*YOUR GOAL*:
An exact copy of all the lines below is required, with every image left out.

*RECORDS FOR THIS EXERCISE*:
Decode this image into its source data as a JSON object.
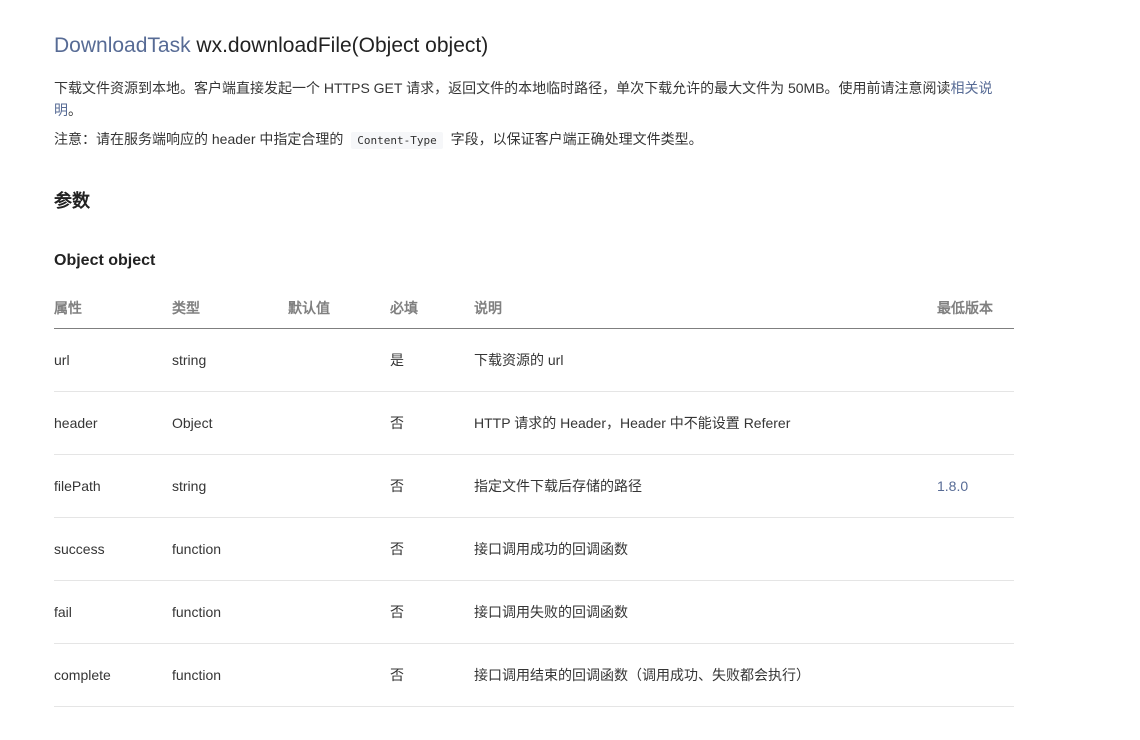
{
  "title": {
    "link_text": "DownloadTask",
    "signature": "wx.downloadFile(Object object)"
  },
  "description": {
    "text": "下载文件资源到本地。客户端直接发起一个 HTTPS GET 请求，返回文件的本地临时路径，单次下载允许的最大文件为 50MB。使用前请注意阅读",
    "link_text": "相关说明",
    "end": "。"
  },
  "note": {
    "before": "注意：请在服务端响应的 header 中指定合理的",
    "code": "Content-Type",
    "after": "字段，以保证客户端正确处理文件类型。"
  },
  "section_heading": "参数",
  "subsection_heading": "Object object",
  "table": {
    "headers": [
      "属性",
      "类型",
      "默认值",
      "必填",
      "说明",
      "最低版本"
    ],
    "rows": [
      [
        "url",
        "string",
        "",
        "是",
        "下载资源的 url",
        ""
      ],
      [
        "header",
        "Object",
        "",
        "否",
        "HTTP 请求的 Header，Header 中不能设置 Referer",
        ""
      ],
      [
        "filePath",
        "string",
        "",
        "否",
        "指定文件下载后存储的路径",
        "1.8.0"
      ],
      [
        "success",
        "function",
        "",
        "否",
        "接口调用成功的回调函数",
        ""
      ],
      [
        "fail",
        "function",
        "",
        "否",
        "接口调用失败的回调函数",
        ""
      ],
      [
        "complete",
        "function",
        "",
        "否",
        "接口调用结束的回调函数（调用成功、失败都会执行）",
        ""
      ]
    ]
  },
  "colors": {
    "link": "#576b95",
    "text": "#353535",
    "header_text": "#808080"
  }
}
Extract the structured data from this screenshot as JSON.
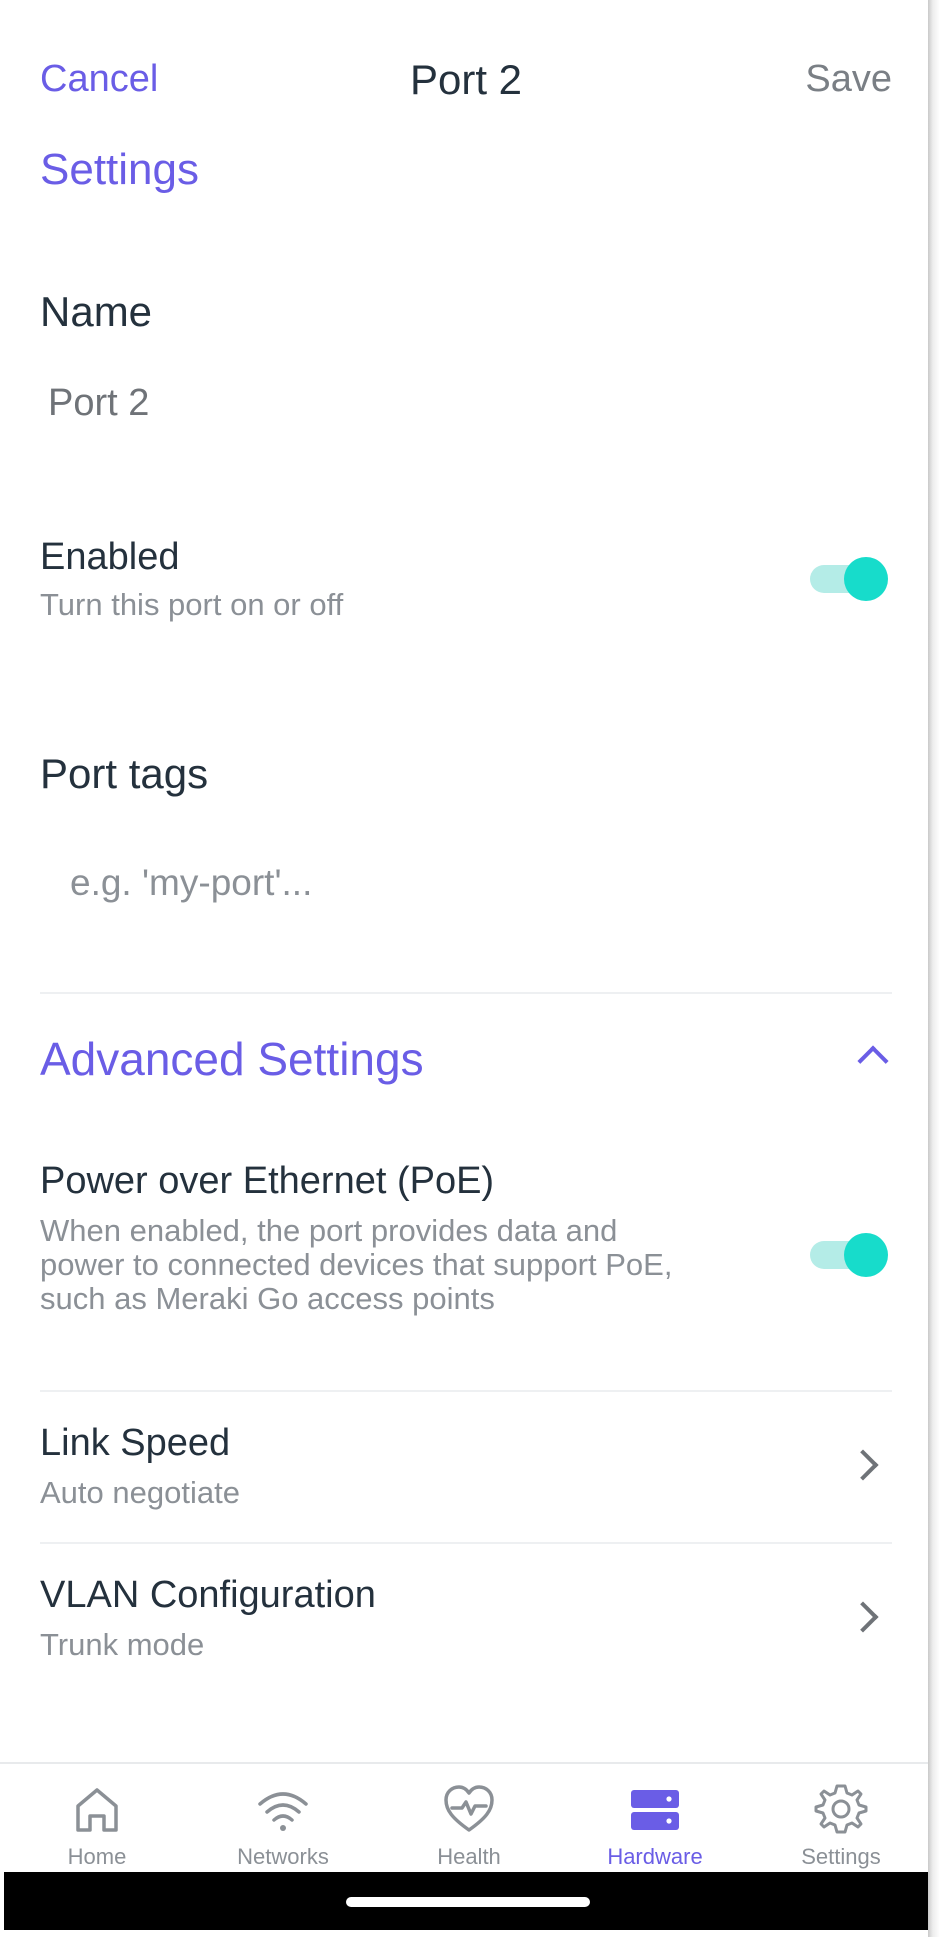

*SOLVED PROBLEM*:
Decode this image into its source data as a JSON object.
{
  "title": {
    "link_text": "DownloadTask",
    "signature": "wx.downloadFile(Object object)"
  },
  "description": {
    "text": "下载文件资源到本地。客户端直接发起一个 HTTPS GET 请求，返回文件的本地临时路径，单次下载允许的最大文件为 50MB。使用前请注意阅读",
    "link_text": "相关说明",
    "end": "。"
  },
  "note": {
    "before": "注意：请在服务端响应的 header 中指定合理的",
    "code": "Content-Type",
    "after": "字段，以保证客户端正确处理文件类型。"
  },
  "section_heading": "参数",
  "subsection_heading": "Object object",
  "table": {
    "headers": [
      "属性",
      "类型",
      "默认值",
      "必填",
      "说明",
      "最低版本"
    ],
    "rows": [
      [
        "url",
        "string",
        "",
        "是",
        "下载资源的 url",
        ""
      ],
      [
        "header",
        "Object",
        "",
        "否",
        "HTTP 请求的 Header，Header 中不能设置 Referer",
        ""
      ],
      [
        "filePath",
        "string",
        "",
        "否",
        "指定文件下载后存储的路径",
        "1.8.0"
      ],
      [
        "success",
        "function",
        "",
        "否",
        "接口调用成功的回调函数",
        ""
      ],
      [
        "fail",
        "function",
        "",
        "否",
        "接口调用失败的回调函数",
        ""
      ],
      [
        "complete",
        "function",
        "",
        "否",
        "接口调用结束的回调函数（调用成功、失败都会执行）",
        ""
      ]
    ]
  },
  "colors": {
    "link": "#576b95",
    "text": "#353535",
    "header_text": "#808080"
  }
}
Extract the structured data from this screenshot as JSON.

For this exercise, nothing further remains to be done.